Required action =
Give the records again exactly. Pictures do not belong in the copy.

────────

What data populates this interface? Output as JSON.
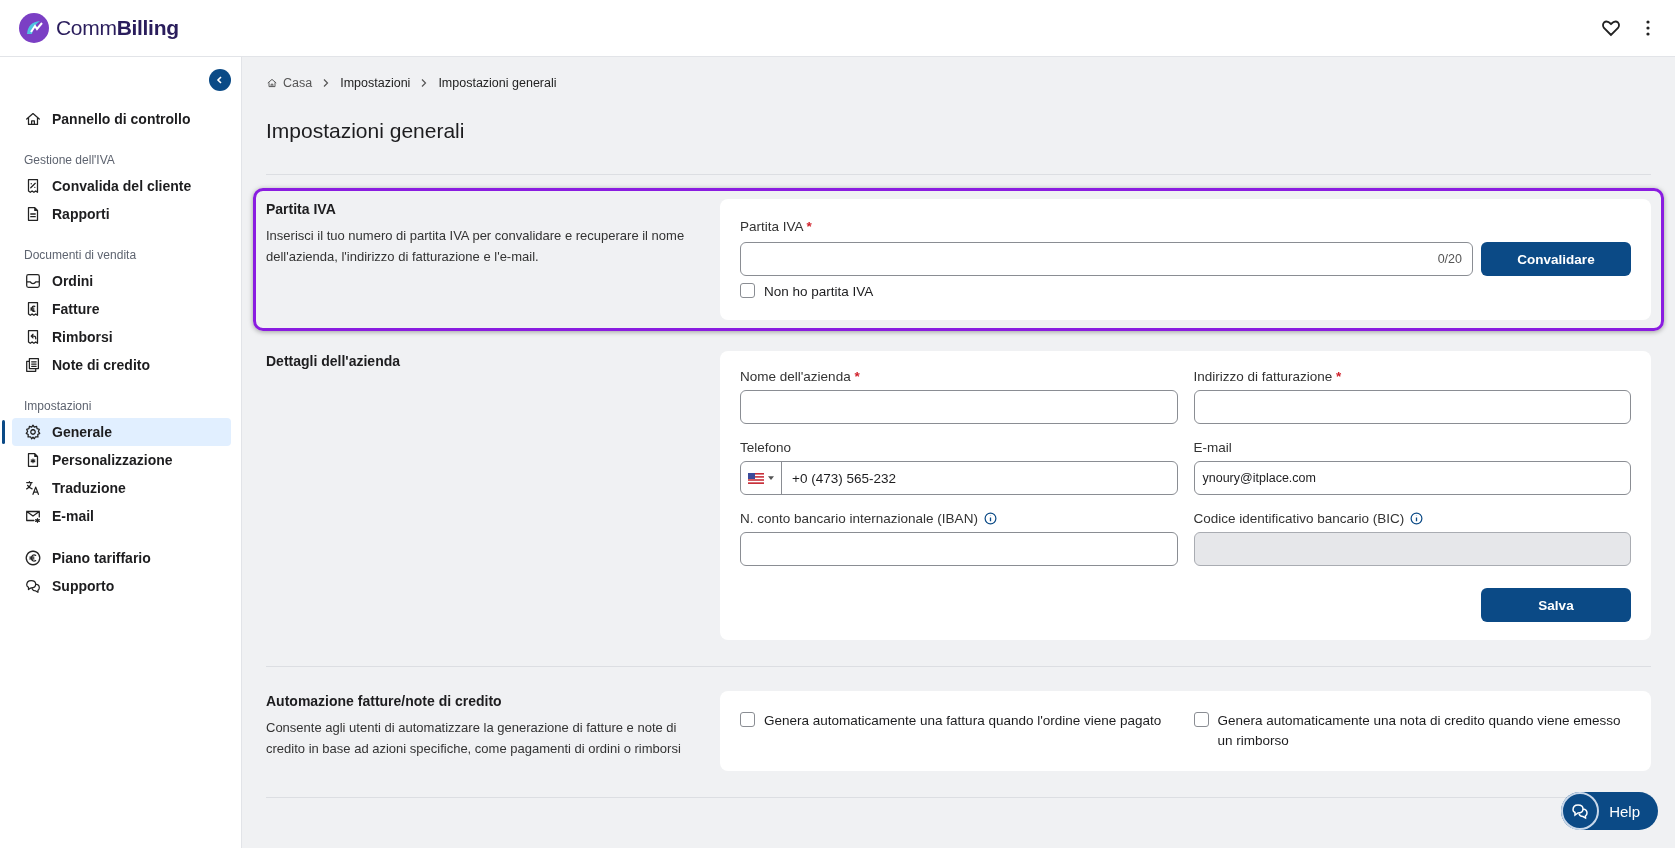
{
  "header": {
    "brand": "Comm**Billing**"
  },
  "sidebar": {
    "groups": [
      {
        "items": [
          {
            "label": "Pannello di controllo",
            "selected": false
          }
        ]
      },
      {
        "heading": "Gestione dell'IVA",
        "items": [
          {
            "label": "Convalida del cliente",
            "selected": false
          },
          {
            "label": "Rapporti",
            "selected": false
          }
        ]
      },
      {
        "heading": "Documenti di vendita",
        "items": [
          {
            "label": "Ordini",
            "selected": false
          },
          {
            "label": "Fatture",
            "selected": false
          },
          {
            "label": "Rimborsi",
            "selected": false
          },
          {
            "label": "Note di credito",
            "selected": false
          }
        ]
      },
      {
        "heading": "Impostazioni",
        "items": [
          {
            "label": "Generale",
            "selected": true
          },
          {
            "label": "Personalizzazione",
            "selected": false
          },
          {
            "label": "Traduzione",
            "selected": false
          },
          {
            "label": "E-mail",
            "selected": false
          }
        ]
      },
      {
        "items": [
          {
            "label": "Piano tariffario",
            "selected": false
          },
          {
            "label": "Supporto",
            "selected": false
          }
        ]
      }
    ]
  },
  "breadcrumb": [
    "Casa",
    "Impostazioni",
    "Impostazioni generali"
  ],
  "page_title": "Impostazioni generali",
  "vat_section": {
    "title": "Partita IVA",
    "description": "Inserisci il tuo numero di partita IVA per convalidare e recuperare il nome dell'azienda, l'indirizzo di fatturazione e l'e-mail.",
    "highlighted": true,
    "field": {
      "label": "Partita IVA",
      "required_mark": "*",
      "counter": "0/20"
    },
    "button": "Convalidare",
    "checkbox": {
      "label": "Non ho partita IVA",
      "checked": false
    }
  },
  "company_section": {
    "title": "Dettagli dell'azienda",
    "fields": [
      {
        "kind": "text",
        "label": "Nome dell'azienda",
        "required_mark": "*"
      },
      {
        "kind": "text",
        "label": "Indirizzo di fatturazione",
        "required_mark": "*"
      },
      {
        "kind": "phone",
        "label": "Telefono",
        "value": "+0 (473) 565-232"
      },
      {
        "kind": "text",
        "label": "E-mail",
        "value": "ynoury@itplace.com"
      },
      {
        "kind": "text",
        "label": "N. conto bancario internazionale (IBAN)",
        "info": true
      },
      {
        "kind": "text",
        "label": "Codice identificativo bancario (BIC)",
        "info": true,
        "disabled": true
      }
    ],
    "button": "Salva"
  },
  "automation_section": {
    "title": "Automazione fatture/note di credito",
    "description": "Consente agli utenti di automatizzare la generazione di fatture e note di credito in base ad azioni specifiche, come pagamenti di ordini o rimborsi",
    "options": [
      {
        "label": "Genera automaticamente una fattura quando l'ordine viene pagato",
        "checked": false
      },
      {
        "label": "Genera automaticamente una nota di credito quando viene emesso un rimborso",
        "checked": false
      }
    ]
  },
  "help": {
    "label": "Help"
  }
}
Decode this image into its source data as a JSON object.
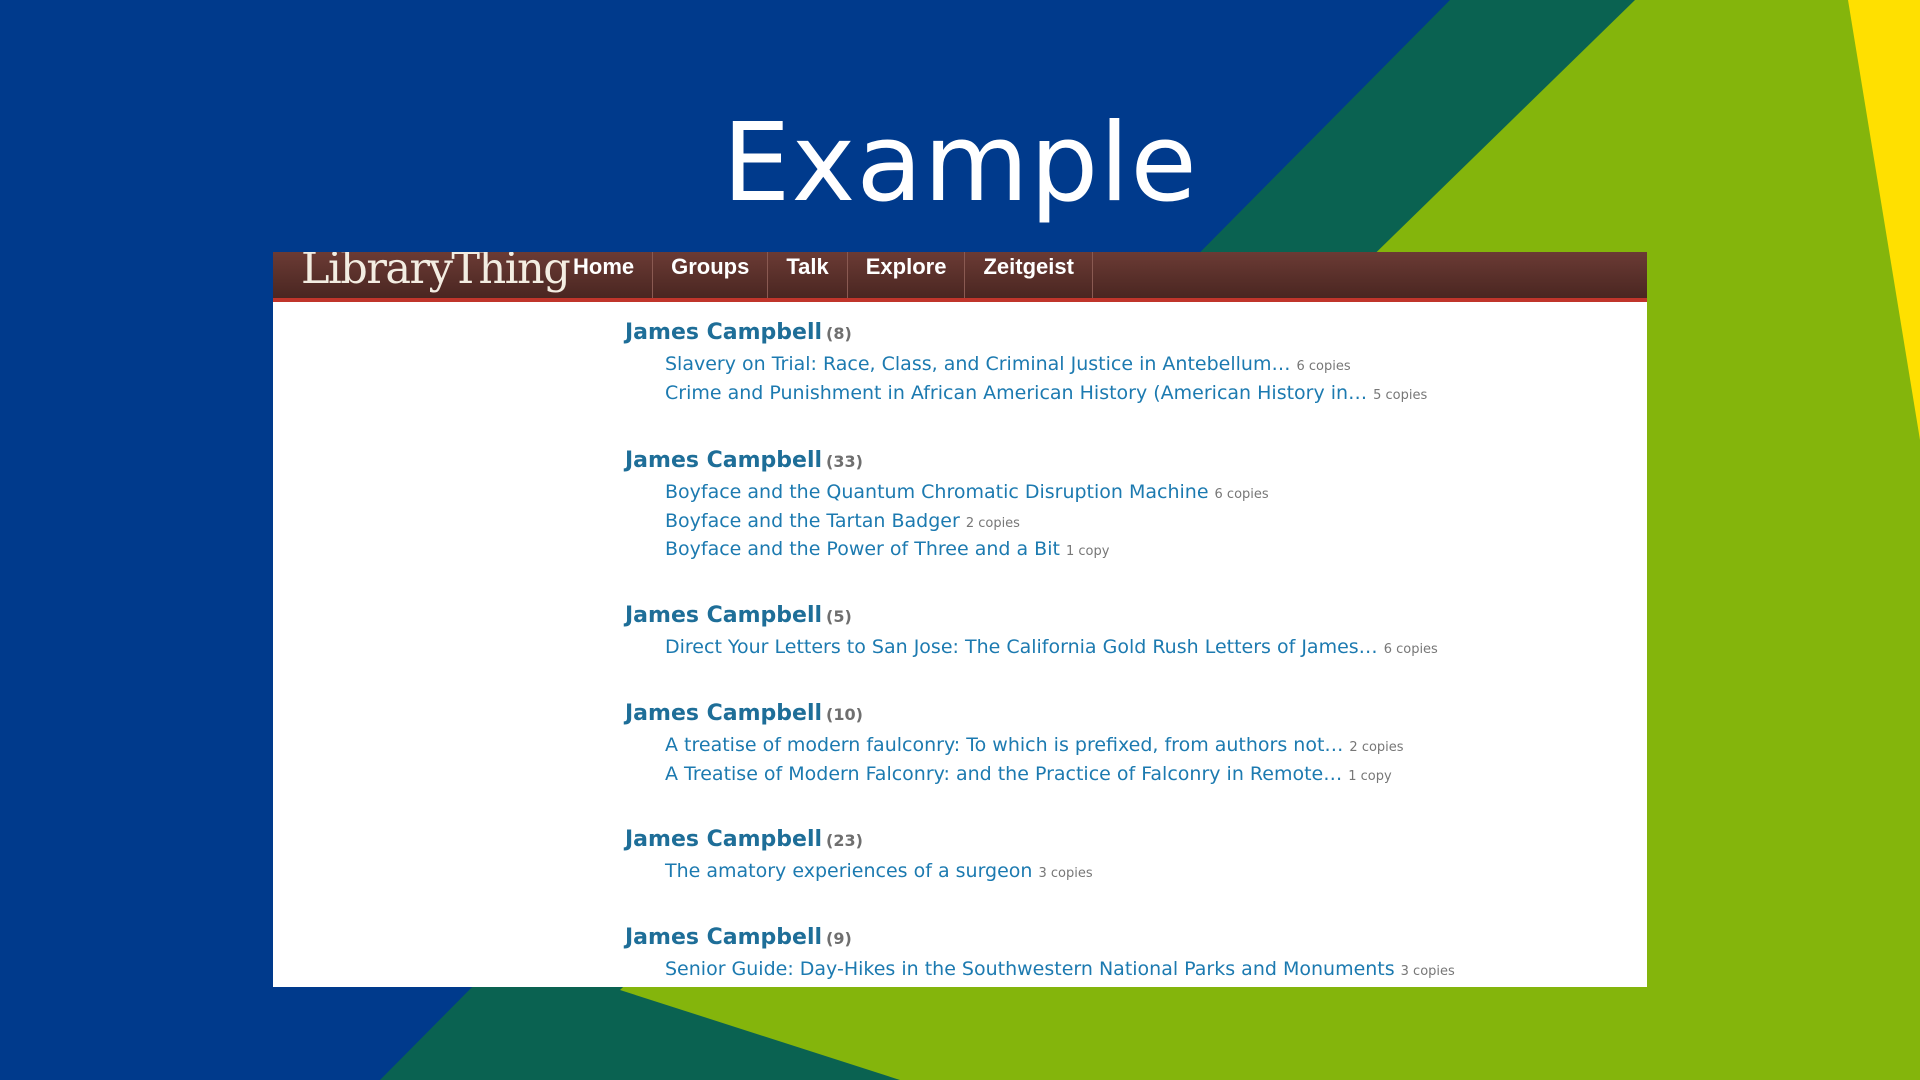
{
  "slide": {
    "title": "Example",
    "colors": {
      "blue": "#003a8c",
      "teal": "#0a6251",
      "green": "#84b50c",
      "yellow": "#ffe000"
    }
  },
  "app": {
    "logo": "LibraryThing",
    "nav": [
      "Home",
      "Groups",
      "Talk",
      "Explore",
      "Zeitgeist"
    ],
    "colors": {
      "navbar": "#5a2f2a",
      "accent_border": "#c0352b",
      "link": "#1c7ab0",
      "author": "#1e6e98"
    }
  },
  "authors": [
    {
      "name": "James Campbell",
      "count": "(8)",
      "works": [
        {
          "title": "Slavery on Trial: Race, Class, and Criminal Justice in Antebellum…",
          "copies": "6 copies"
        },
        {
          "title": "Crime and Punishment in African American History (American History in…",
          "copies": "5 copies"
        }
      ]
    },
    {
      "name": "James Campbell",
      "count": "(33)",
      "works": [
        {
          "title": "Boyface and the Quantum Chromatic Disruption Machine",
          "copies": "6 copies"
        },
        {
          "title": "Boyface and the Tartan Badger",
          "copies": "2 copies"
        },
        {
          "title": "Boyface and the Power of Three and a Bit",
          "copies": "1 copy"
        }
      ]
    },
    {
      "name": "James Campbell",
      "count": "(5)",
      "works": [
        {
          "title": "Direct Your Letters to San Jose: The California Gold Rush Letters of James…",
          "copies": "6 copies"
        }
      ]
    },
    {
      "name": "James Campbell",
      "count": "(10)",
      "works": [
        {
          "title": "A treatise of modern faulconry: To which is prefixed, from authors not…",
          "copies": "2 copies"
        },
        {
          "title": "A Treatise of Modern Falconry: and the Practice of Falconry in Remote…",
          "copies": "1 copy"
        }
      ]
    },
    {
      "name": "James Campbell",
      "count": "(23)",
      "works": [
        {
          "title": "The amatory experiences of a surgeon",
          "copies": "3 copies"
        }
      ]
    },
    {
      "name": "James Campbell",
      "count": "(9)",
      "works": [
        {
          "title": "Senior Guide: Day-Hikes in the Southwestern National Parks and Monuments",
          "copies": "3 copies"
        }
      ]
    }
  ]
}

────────

Completed exercise =
What data populates this interface? Output as JSON.
{
  "header": {
    "brand": "Comm**Billing**"
  },
  "sidebar": {
    "groups": [
      {
        "items": [
          {
            "label": "Pannello di controllo",
            "selected": false
          }
        ]
      },
      {
        "heading": "Gestione dell'IVA",
        "items": [
          {
            "label": "Convalida del cliente",
            "selected": false
          },
          {
            "label": "Rapporti",
            "selected": false
          }
        ]
      },
      {
        "heading": "Documenti di vendita",
        "items": [
          {
            "label": "Ordini",
            "selected": false
          },
          {
            "label": "Fatture",
            "selected": false
          },
          {
            "label": "Rimborsi",
            "selected": false
          },
          {
            "label": "Note di credito",
            "selected": false
          }
        ]
      },
      {
        "heading": "Impostazioni",
        "items": [
          {
            "label": "Generale",
            "selected": true
          },
          {
            "label": "Personalizzazione",
            "selected": false
          },
          {
            "label": "Traduzione",
            "selected": false
          },
          {
            "label": "E-mail",
            "selected": false
          }
        ]
      },
      {
        "items": [
          {
            "label": "Piano tariffario",
            "selected": false
          },
          {
            "label": "Supporto",
            "selected": false
          }
        ]
      }
    ]
  },
  "breadcrumb": [
    "Casa",
    "Impostazioni",
    "Impostazioni generali"
  ],
  "page_title": "Impostazioni generali",
  "vat_section": {
    "title": "Partita IVA",
    "description": "Inserisci il tuo numero di partita IVA per convalidare e recuperare il nome dell'azienda, l'indirizzo di fatturazione e l'e-mail.",
    "highlighted": true,
    "field": {
      "label": "Partita IVA",
      "required_mark": "*",
      "counter": "0/20"
    },
    "button": "Convalidare",
    "checkbox": {
      "label": "Non ho partita IVA",
      "checked": false
    }
  },
  "company_section": {
    "title": "Dettagli dell'azienda",
    "fields": [
      {
        "kind": "text",
        "label": "Nome dell'azienda",
        "required_mark": "*"
      },
      {
        "kind": "text",
        "label": "Indirizzo di fatturazione",
        "required_mark": "*"
      },
      {
        "kind": "phone",
        "label": "Telefono",
        "value": "+0 (473) 565-232"
      },
      {
        "kind": "text",
        "label": "E-mail",
        "value": "ynoury@itplace.com"
      },
      {
        "kind": "text",
        "label": "N. conto bancario internazionale (IBAN)",
        "info": true
      },
      {
        "kind": "text",
        "label": "Codice identificativo bancario (BIC)",
        "info": true,
        "disabled": true
      }
    ],
    "button": "Salva"
  },
  "automation_section": {
    "title": "Automazione fatture/note di credito",
    "description": "Consente agli utenti di automatizzare la generazione di fatture e note di credito in base ad azioni specifiche, come pagamenti di ordini o rimborsi",
    "options": [
      {
        "label": "Genera automaticamente una fattura quando l'ordine viene pagato",
        "checked": false
      },
      {
        "label": "Genera automaticamente una nota di credito quando viene emesso un rimborso",
        "checked": false
      }
    ]
  },
  "help": {
    "label": "Help"
  }
}
Decode this image into its source data as a JSON object.
{
  "slide": {
    "title": "Example",
    "colors": {
      "blue": "#003a8c",
      "teal": "#0a6251",
      "green": "#84b50c",
      "yellow": "#ffe000"
    }
  },
  "app": {
    "logo": "LibraryThing",
    "nav": [
      "Home",
      "Groups",
      "Talk",
      "Explore",
      "Zeitgeist"
    ],
    "colors": {
      "navbar": "#5a2f2a",
      "accent_border": "#c0352b",
      "link": "#1c7ab0",
      "author": "#1e6e98"
    }
  },
  "authors": [
    {
      "name": "James Campbell",
      "count": "(8)",
      "works": [
        {
          "title": "Slavery on Trial: Race, Class, and Criminal Justice in Antebellum…",
          "copies": "6 copies"
        },
        {
          "title": "Crime and Punishment in African American History (American History in…",
          "copies": "5 copies"
        }
      ]
    },
    {
      "name": "James Campbell",
      "count": "(33)",
      "works": [
        {
          "title": "Boyface and the Quantum Chromatic Disruption Machine",
          "copies": "6 copies"
        },
        {
          "title": "Boyface and the Tartan Badger",
          "copies": "2 copies"
        },
        {
          "title": "Boyface and the Power of Three and a Bit",
          "copies": "1 copy"
        }
      ]
    },
    {
      "name": "James Campbell",
      "count": "(5)",
      "works": [
        {
          "title": "Direct Your Letters to San Jose: The California Gold Rush Letters of James…",
          "copies": "6 copies"
        }
      ]
    },
    {
      "name": "James Campbell",
      "count": "(10)",
      "works": [
        {
          "title": "A treatise of modern faulconry: To which is prefixed, from authors not…",
          "copies": "2 copies"
        },
        {
          "title": "A Treatise of Modern Falconry: and the Practice of Falconry in Remote…",
          "copies": "1 copy"
        }
      ]
    },
    {
      "name": "James Campbell",
      "count": "(23)",
      "works": [
        {
          "title": "The amatory experiences of a surgeon",
          "copies": "3 copies"
        }
      ]
    },
    {
      "name": "James Campbell",
      "count": "(9)",
      "works": [
        {
          "title": "Senior Guide: Day-Hikes in the Southwestern National Parks and Monuments",
          "copies": "3 copies"
        }
      ]
    }
  ]
}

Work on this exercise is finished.